* [WHAT YOU ARE ASKED TO DO]
Below is the data. Give it again, complete and exact.

* [EXTRACTED INFORMATION]
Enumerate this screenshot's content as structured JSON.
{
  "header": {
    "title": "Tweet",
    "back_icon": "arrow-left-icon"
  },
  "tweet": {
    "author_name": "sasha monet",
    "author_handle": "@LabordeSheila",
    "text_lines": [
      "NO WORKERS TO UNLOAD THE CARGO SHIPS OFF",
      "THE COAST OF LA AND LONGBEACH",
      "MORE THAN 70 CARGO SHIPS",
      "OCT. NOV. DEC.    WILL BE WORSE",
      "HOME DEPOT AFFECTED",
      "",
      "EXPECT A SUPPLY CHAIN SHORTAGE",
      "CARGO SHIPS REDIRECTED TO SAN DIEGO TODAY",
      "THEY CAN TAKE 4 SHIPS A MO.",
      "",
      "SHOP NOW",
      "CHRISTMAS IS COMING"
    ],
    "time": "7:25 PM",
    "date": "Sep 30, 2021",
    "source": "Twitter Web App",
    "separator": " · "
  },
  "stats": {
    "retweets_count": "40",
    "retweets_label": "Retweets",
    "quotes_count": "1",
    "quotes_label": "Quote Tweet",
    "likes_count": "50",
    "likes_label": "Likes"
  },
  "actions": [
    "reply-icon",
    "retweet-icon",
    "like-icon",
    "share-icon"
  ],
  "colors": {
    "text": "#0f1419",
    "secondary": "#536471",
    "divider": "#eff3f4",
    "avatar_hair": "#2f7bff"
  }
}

* [TASK OUTPUT]
Enumerate this screenshot's content as structured JSON.
{
  "header": {
    "title": "Tweet",
    "back_icon": "arrow-left-icon"
  },
  "tweet": {
    "author_name": "sasha monet",
    "author_handle": "@LabordeSheila",
    "text_lines": [
      "NO WORKERS TO UNLOAD THE CARGO SHIPS OFF",
      "THE COAST OF LA AND LONGBEACH",
      "MORE THAN 70 CARGO SHIPS",
      "OCT. NOV. DEC.    WILL BE WORSE",
      "HOME DEPOT AFFECTED",
      "",
      "EXPECT A SUPPLY CHAIN SHORTAGE",
      "CARGO SHIPS REDIRECTED TO SAN DIEGO TODAY",
      "THEY CAN TAKE 4 SHIPS A MO.",
      "",
      "SHOP NOW",
      "CHRISTMAS IS COMING"
    ],
    "time": "7:25 PM",
    "date": "Sep 30, 2021",
    "source": "Twitter Web App",
    "separator": " · "
  },
  "stats": {
    "retweets_count": "40",
    "retweets_label": "Retweets",
    "quotes_count": "1",
    "quotes_label": "Quote Tweet",
    "likes_count": "50",
    "likes_label": "Likes"
  },
  "actions": [
    "reply-icon",
    "retweet-icon",
    "like-icon",
    "share-icon"
  ],
  "colors": {
    "text": "#0f1419",
    "secondary": "#536471",
    "divider": "#eff3f4",
    "avatar_hair": "#2f7bff"
  }
}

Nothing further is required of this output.